## [Work required]
Set down every entry below exactly as it stands.

Web page and app entries:
>>
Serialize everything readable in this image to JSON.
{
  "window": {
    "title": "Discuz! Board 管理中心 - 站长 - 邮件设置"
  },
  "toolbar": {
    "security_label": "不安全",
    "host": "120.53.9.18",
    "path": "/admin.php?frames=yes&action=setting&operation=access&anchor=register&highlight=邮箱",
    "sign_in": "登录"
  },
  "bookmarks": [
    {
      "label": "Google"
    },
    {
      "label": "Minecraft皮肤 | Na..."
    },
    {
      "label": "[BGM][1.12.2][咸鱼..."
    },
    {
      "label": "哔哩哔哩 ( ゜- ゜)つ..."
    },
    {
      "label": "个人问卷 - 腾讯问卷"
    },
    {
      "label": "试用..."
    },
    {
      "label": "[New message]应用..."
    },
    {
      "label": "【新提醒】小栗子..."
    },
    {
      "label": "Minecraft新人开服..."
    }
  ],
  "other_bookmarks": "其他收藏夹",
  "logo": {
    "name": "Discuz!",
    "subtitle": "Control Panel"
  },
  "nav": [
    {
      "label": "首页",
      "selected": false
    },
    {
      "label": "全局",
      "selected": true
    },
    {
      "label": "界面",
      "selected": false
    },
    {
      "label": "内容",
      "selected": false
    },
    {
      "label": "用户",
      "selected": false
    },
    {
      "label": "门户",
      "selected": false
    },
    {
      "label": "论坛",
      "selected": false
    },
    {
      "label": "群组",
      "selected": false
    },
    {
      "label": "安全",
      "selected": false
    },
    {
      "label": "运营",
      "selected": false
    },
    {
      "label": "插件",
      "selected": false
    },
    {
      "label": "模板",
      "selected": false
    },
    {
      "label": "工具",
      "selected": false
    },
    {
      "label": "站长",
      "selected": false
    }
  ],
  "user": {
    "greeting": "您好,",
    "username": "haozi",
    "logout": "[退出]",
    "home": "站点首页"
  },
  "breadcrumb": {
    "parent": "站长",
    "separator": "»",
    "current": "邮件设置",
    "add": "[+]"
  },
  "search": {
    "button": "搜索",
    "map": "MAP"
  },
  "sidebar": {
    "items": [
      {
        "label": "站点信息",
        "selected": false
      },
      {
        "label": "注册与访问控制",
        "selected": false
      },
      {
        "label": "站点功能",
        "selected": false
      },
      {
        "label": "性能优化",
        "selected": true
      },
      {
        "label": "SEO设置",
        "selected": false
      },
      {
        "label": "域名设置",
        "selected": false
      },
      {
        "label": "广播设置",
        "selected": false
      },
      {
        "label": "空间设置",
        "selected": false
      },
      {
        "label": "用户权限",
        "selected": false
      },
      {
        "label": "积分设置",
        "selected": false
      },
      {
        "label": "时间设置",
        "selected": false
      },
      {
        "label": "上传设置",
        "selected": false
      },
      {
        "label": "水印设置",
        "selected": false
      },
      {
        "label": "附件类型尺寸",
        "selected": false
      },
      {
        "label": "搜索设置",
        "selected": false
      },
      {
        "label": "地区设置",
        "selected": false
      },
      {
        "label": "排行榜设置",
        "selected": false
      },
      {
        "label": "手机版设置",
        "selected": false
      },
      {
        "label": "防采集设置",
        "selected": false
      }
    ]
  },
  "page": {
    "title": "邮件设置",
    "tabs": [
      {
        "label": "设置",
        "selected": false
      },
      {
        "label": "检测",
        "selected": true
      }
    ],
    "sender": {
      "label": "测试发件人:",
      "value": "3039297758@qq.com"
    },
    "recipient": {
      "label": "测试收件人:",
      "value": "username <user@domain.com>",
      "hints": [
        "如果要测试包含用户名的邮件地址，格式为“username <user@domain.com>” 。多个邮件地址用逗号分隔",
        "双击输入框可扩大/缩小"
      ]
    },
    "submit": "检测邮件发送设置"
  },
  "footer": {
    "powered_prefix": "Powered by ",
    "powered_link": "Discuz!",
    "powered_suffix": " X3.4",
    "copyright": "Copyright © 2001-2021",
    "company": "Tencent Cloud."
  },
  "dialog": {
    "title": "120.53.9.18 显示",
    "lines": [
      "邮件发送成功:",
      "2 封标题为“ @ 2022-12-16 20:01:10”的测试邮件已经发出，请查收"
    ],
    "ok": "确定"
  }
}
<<
## [Completed task]
Serialize everything readable in this image to JSON.
{
  "window": {
    "title": "Discuz! Board 管理中心 - 站长 - 邮件设置"
  },
  "toolbar": {
    "security_label": "不安全",
    "host": "120.53.9.18",
    "path": "/admin.php?frames=yes&action=setting&operation=access&anchor=register&highlight=邮箱",
    "sign_in": "登录"
  },
  "bookmarks": [
    {
      "label": "Google"
    },
    {
      "label": "Minecraft皮肤 | Na..."
    },
    {
      "label": "[BGM][1.12.2][咸鱼..."
    },
    {
      "label": "哔哩哔哩 ( ゜- ゜)つ..."
    },
    {
      "label": "个人问卷 - 腾讯问卷"
    },
    {
      "label": "试用..."
    },
    {
      "label": "[New message]应用..."
    },
    {
      "label": "【新提醒】小栗子..."
    },
    {
      "label": "Minecraft新人开服..."
    }
  ],
  "other_bookmarks": "其他收藏夹",
  "logo": {
    "name": "Discuz!",
    "subtitle": "Control Panel"
  },
  "nav": [
    {
      "label": "首页",
      "selected": false
    },
    {
      "label": "全局",
      "selected": true
    },
    {
      "label": "界面",
      "selected": false
    },
    {
      "label": "内容",
      "selected": false
    },
    {
      "label": "用户",
      "selected": false
    },
    {
      "label": "门户",
      "selected": false
    },
    {
      "label": "论坛",
      "selected": false
    },
    {
      "label": "群组",
      "selected": false
    },
    {
      "label": "安全",
      "selected": false
    },
    {
      "label": "运营",
      "selected": false
    },
    {
      "label": "插件",
      "selected": false
    },
    {
      "label": "模板",
      "selected": false
    },
    {
      "label": "工具",
      "selected": false
    },
    {
      "label": "站长",
      "selected": false
    }
  ],
  "user": {
    "greeting": "您好,",
    "username": "haozi",
    "logout": "[退出]",
    "home": "站点首页"
  },
  "breadcrumb": {
    "parent": "站长",
    "separator": "»",
    "current": "邮件设置",
    "add": "[+]"
  },
  "search": {
    "button": "搜索",
    "map": "MAP"
  },
  "sidebar": {
    "items": [
      {
        "label": "站点信息",
        "selected": false
      },
      {
        "label": "注册与访问控制",
        "selected": false
      },
      {
        "label": "站点功能",
        "selected": false
      },
      {
        "label": "性能优化",
        "selected": true
      },
      {
        "label": "SEO设置",
        "selected": false
      },
      {
        "label": "域名设置",
        "selected": false
      },
      {
        "label": "广播设置",
        "selected": false
      },
      {
        "label": "空间设置",
        "selected": false
      },
      {
        "label": "用户权限",
        "selected": false
      },
      {
        "label": "积分设置",
        "selected": false
      },
      {
        "label": "时间设置",
        "selected": false
      },
      {
        "label": "上传设置",
        "selected": false
      },
      {
        "label": "水印设置",
        "selected": false
      },
      {
        "label": "附件类型尺寸",
        "selected": false
      },
      {
        "label": "搜索设置",
        "selected": false
      },
      {
        "label": "地区设置",
        "selected": false
      },
      {
        "label": "排行榜设置",
        "selected": false
      },
      {
        "label": "手机版设置",
        "selected": false
      },
      {
        "label": "防采集设置",
        "selected": false
      }
    ]
  },
  "page": {
    "title": "邮件设置",
    "tabs": [
      {
        "label": "设置",
        "selected": false
      },
      {
        "label": "检测",
        "selected": true
      }
    ],
    "sender": {
      "label": "测试发件人:",
      "value": "3039297758@qq.com"
    },
    "recipient": {
      "label": "测试收件人:",
      "value": "username <user@domain.com>",
      "hints": [
        "如果要测试包含用户名的邮件地址，格式为“username <user@domain.com>” 。多个邮件地址用逗号分隔",
        "双击输入框可扩大/缩小"
      ]
    },
    "submit": "检测邮件发送设置"
  },
  "footer": {
    "powered_prefix": "Powered by ",
    "powered_link": "Discuz!",
    "powered_suffix": " X3.4",
    "copyright": "Copyright © 2001-2021",
    "company": "Tencent Cloud."
  },
  "dialog": {
    "title": "120.53.9.18 显示",
    "lines": [
      "邮件发送成功:",
      "2 封标题为“ @ 2022-12-16 20:01:10”的测试邮件已经发出，请查收"
    ],
    "ok": "确定"
  }
}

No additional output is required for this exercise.